With the win never really on the cards, the focus quickly turned to salvaging what would have been a famous and heroic draw.
In the end, the hosts fell 50 balls short despite gutsy efforts from debutant Pieter Malan (84 off 288), Rassie van der Dussen (17 off 140) and Quinton de Kock (50 off 107).
Overnight, before that deciding fifth day, skipper Faf du Plessis was identified as one South African batsman with the ability to play the long, patient innings that the Proteas so desperately needed.
He has done it before, offering a wall of resilient defence when his side has needed him most, but it was not to be on this day.
Having shown all the right mental ingredients during a 79-minute stay at the crease, Du Plessis threw it all away with a momentary lapse in concentration that saw him slap a sweep shot of off-spinner Dom Bess straight to square leg.
At a time when application and maturity were needed, Du Plessis let his side down in what he later acknowledged as a "mental error".
It is, of course, grossly unfair to dump the blame for the loss at Du Plessis' door alone, but his experience and track record at this level command a certain expectation.
A closer look at the captain's recent Test returns, however, suggest that he has been struggling for consistency for some time now while scores of 29, 20, 1 and 19 in this series have seen his average dip to 40.62 in the format.
With the series moving to Port Elizabeth for what is a crucial third Test, Du Plessis finds himself under pressure suddenly to deliver much-needed runs in a top order that is short on Test experience.
Opener Malan has played one Test, No 3 Zubayr Hamza has played four while Van der Dussen has played just two.
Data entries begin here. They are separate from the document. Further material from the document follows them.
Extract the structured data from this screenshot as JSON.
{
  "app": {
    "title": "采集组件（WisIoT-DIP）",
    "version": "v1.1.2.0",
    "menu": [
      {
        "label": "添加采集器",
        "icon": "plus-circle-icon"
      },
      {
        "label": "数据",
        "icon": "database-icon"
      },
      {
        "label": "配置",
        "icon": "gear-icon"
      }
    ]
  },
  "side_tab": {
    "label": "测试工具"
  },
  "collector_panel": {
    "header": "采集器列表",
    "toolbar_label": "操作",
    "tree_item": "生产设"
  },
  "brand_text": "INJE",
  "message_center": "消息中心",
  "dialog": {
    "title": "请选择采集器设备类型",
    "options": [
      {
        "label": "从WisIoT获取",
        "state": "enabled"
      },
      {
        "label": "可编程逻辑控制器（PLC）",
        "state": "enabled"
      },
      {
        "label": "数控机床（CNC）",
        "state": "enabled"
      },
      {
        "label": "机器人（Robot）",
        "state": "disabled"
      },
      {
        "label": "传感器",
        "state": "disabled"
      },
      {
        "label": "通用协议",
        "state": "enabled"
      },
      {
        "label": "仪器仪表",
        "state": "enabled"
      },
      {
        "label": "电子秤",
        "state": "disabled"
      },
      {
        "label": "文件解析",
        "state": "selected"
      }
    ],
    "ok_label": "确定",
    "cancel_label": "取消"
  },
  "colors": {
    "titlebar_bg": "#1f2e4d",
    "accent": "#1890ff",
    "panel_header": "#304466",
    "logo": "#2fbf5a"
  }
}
Du Plessis, with 63 Test caps to his name, needs to be the spine.
Du Plessis also came in for some criticism at Newlands over his captaincy and, particularly, his decision against taking the new ball in England's second innings.
Ben Stokes (72 off 47) took the game away from the Proteas that morning as Du Plessis' tactics came under the spotlight, but other results in 2019 have also raised eyebrows.
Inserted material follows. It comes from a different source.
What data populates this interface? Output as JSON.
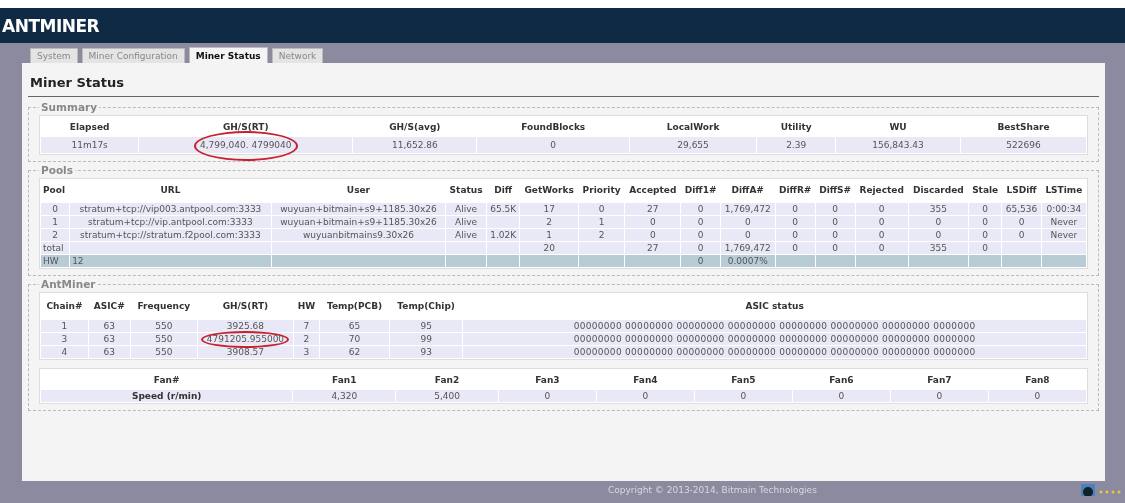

A 2-0 loss to Sri Lanka in a home Test series last February and then a 3-0 hammering in India in September saw Du Plessis guide the Proteas to five successive Test defeats for only the second time since readmission.
It all contributed to a woeful 2019 for the national side, with Du Plessis also in charge of a World Cup campaign that never got out of first gear.
Du Plessis' ODI future is in doubt, with the likeliest outcome that he will retire from that format, while he has still not received official backing to lead the side to the T20 World Cup in Australia next year.
Despite all of that, Du Plessis has won 18 of his 34 Test matches as captain for a win percentage of 52.94% that places him ahead of every South African Test skipper since readmission with the exception of Shaun Pollock (14 out of 26, 53.84%) and AB de Villiers (2 out of 3, 66%).
Along the way, Du Plessis has guided the Proteas to important series wins against Australia - home and away - and India at home.
Significantly, Du Plessis has remained committed to South African cricket at a time when it would have been easy to walk away and join the global T20 circuit in the search of more rewarding financial gains.
At this crucial period of renewal in Proteas cricket, coach Mark Boucher can at least lean on the fact that he has a seasoned captain at the helm who understands the importance of leaving the state of the game in good hands when he does call it a day.
A succession plan needs to form part of the immediate thinking. Who is next in line to lead this Test side? It is a conversation that should happen sooner, rather than later, but for now Du Plessis' credentials as captain should not be questioned. He possesses too much in the way of experience and intellectual property.
Where he does need to step up is in the runs department, and he will know that better than anyone.
His last Test century came 16 innings ago while he averages just 29.61 over his last two years of Test cricket.
Right now, the Proteas need Du Plessis the batsman just as much as they need Du Plessis the captain.